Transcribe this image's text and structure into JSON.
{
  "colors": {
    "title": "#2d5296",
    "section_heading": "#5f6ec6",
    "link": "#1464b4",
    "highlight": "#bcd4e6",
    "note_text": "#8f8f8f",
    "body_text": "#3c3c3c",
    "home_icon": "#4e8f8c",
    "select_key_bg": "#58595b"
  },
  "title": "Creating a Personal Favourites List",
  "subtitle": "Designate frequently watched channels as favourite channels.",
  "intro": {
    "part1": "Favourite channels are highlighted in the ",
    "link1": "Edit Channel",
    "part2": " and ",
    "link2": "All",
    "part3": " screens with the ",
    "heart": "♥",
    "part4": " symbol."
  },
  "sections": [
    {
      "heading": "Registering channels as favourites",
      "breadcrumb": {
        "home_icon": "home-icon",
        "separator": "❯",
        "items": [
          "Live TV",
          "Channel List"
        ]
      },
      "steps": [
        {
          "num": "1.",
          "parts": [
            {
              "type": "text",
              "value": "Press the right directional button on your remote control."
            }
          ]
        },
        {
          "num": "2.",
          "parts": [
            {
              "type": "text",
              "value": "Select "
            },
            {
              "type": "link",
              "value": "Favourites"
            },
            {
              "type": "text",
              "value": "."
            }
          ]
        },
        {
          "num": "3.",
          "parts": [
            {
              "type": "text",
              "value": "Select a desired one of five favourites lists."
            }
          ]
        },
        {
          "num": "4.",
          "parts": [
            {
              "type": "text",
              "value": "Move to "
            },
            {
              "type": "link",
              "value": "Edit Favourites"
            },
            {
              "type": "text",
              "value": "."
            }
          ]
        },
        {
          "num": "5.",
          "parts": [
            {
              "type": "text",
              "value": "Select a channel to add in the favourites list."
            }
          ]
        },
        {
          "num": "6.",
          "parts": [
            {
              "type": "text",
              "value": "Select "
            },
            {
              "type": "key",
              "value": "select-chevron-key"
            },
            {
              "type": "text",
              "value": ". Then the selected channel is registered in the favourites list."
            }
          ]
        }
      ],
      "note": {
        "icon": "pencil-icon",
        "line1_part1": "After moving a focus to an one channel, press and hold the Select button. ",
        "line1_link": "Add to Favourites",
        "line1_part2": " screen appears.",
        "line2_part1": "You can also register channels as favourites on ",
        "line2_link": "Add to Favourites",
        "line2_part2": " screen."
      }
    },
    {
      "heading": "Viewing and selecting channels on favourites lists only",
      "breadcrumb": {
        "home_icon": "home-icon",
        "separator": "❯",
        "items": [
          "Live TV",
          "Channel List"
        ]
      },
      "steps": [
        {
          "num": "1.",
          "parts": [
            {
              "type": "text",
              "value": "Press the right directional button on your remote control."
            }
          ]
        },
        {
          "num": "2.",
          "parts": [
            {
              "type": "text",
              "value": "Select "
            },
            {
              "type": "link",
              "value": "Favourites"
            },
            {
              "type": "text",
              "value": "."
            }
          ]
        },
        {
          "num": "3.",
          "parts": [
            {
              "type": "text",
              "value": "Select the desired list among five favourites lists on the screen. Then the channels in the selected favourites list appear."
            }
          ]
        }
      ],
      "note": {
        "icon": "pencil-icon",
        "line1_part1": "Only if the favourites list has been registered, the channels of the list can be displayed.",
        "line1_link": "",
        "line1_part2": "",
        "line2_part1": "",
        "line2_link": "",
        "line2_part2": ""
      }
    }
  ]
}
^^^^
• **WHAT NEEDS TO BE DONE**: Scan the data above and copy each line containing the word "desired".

• **EXERCISE OUTPUT**:
              "value": "Select a desired one of five favourites lists."
              "value": "Select the desired list among five favourites lists on the screen. Then the channels in the selected favourites list appear."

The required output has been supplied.